We’re changing hearts and minds in the battle against rodeo cruelty in B.C. A new public opinion survey by polling company Insights West shows that 62% of British Columbians are opposed to using animals in rodeos. That’s up six percentage points from a 2013 Insights West poll on the same issue which showed 56% opposed. The new poll also found that only 32% of
Canadaland reports that in 2011, the Calgary Stampede commissioned a piece to run in prestigious magazine Canadian Geographic. Journalist Curtis Gillespie thoroughly investigated, and ultimately wrote a piece entitled “Rodeo under scrutiny: The debate over animal care at the Calgary Stampede.” Among other things, the balanced piece explained that horses were bred specifically to buck; horses who didn’t buck wildly enough were slaughtered.

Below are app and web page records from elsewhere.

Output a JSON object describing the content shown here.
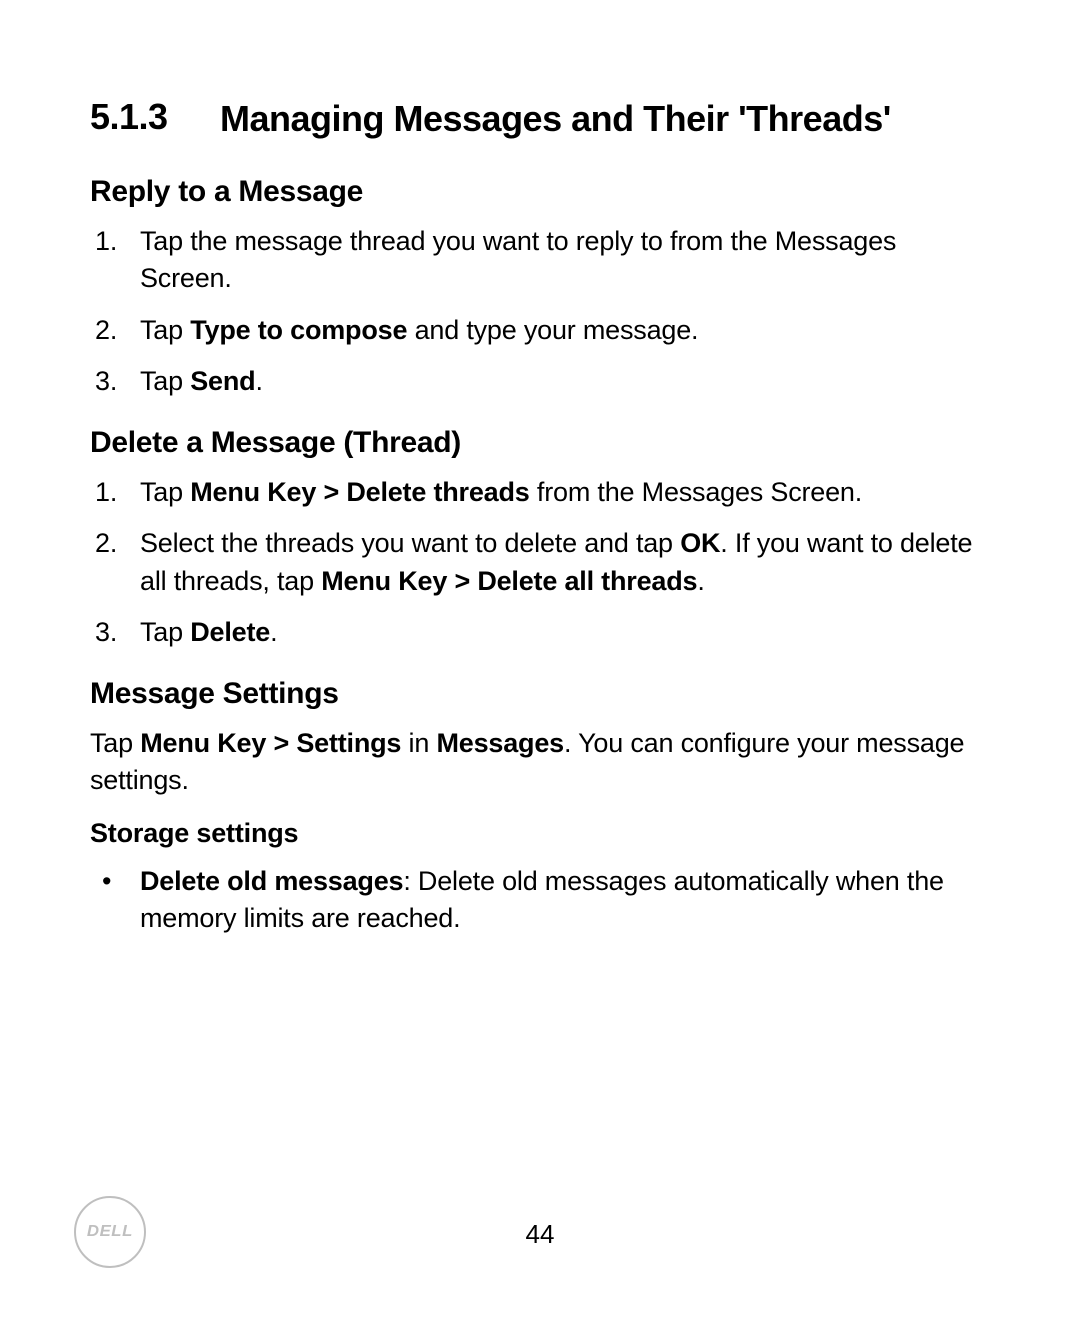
{
  "section": {
    "number": "5.1.3",
    "title": "Managing Messages and Their 'Threads'"
  },
  "reply": {
    "heading": "Reply to a Message",
    "steps": [
      {
        "html": "Tap the message thread you want to reply to from the Messages Screen."
      },
      {
        "html": "Tap <strong>Type to compose</strong> and type your message."
      },
      {
        "html": "Tap <strong>Send</strong>."
      }
    ]
  },
  "deleteThread": {
    "heading": "Delete a Message (Thread)",
    "steps": [
      {
        "html": "Tap <strong>Menu Key &gt; Delete threads</strong> from the Messages Screen."
      },
      {
        "html": "Select the threads you want to delete and tap <strong>OK</strong>. If you want to delete all threads, tap <strong>Menu Key &gt; Delete all threads</strong>."
      },
      {
        "html": "Tap <strong>Delete</strong>."
      }
    ]
  },
  "settings": {
    "heading": "Message Settings",
    "intro": {
      "html": "Tap <strong>Menu Key &gt; Settings</strong> in <strong>Messages</strong>. You can configure your message settings."
    },
    "storage": {
      "heading": "Storage settings",
      "bullets": [
        {
          "html": "<strong>Delete old messages</strong>: Delete old messages automatically when the memory limits are reached."
        }
      ]
    }
  },
  "pageNumber": "44",
  "logoText": "DELL"
}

Last Friday, the Vancouver Sun ran a story about the refusal of the Abbotsford News to run our anti-rodeo ad, pictured above. The ad shows a photo of the steer-wrestling event at the 2008 Abbotsford Agrifair rodeo. As the Sun’s story notes, VHS’s lawyers checked the ad. There is no legal or ethical reason not to run it. The ad is just expressing an opinion on
Photo: Jo-Anne McArthur . There are encouraging signs that attitudes toward rodeo and chuckwagon races in Canada may be changing, if independent opinion in mainstream media is anything to go by. A recent editorial in the Vancouver Sun said that it was “hard to argue” with the description of the Calgary Stampede as “a spectacle of animal abuse.” In the same week, a
Rodeo animals are exposed to fear, pain and stress to make them perform. That’s not sport. That’s violence toward animals. Please sign our petition asking CBC Sports to stop broadcasting rodeo cruelty at the Calgary Stampede.
The harassment of a moose has rightly provoked shock and anger but rodeo animals face routine abuse and it’s considered entertainment. Video of several men tormenting a moose in northern B.C. has gone viral and caused outrage around the world. Conservation officers have launched an investigation and the perpetrators could face heavy fines if caught and charged. . . .
Anyone who watches CBC Sports coverage of calf-roping at the Calgary Stampede will notice that the moment the rope is tightening around the calf’s neck the camera will pan back to the rider and horse. It has long been suspected that this is to avoid showing the calf being brutally jerked to a sudden halt, which might upset viewers. This issue came up in